====== RECORD EXTRACTS ======
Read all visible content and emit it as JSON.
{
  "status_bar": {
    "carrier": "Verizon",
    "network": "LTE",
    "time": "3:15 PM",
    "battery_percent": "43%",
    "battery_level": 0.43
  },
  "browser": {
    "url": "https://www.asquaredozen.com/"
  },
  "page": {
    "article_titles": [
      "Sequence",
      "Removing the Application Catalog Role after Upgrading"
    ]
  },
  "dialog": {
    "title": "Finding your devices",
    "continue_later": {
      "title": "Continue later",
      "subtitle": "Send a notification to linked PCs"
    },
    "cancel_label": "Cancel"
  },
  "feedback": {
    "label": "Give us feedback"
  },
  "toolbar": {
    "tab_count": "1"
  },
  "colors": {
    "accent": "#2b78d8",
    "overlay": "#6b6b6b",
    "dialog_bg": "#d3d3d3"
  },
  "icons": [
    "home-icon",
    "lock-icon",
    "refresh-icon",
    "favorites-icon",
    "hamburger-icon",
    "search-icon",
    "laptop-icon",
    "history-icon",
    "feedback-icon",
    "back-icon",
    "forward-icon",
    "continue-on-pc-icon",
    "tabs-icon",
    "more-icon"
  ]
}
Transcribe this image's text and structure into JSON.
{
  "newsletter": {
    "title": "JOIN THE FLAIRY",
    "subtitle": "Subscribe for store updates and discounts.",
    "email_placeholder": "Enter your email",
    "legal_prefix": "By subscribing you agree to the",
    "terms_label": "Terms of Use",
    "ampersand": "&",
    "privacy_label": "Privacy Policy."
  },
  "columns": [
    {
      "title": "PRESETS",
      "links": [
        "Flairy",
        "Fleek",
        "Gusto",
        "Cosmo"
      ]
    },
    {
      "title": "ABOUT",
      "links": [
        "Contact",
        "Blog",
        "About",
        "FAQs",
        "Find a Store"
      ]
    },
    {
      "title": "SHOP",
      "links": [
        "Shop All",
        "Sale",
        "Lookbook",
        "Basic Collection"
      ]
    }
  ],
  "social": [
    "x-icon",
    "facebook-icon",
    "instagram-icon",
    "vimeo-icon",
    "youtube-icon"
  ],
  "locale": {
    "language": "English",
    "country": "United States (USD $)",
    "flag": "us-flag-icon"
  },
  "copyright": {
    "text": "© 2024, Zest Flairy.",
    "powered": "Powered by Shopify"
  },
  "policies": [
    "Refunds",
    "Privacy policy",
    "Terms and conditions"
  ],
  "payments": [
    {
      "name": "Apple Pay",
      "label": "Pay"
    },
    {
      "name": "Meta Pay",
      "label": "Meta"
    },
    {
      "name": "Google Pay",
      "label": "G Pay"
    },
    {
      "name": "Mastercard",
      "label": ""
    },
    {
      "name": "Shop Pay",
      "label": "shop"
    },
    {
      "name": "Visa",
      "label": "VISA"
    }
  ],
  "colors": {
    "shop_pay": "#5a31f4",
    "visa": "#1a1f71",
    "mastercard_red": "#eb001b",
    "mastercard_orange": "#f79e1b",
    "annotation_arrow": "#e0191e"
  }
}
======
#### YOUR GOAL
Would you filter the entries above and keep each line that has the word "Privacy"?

#### ANSWER
    "privacy_label": "Privacy Policy."
    "Privacy policy",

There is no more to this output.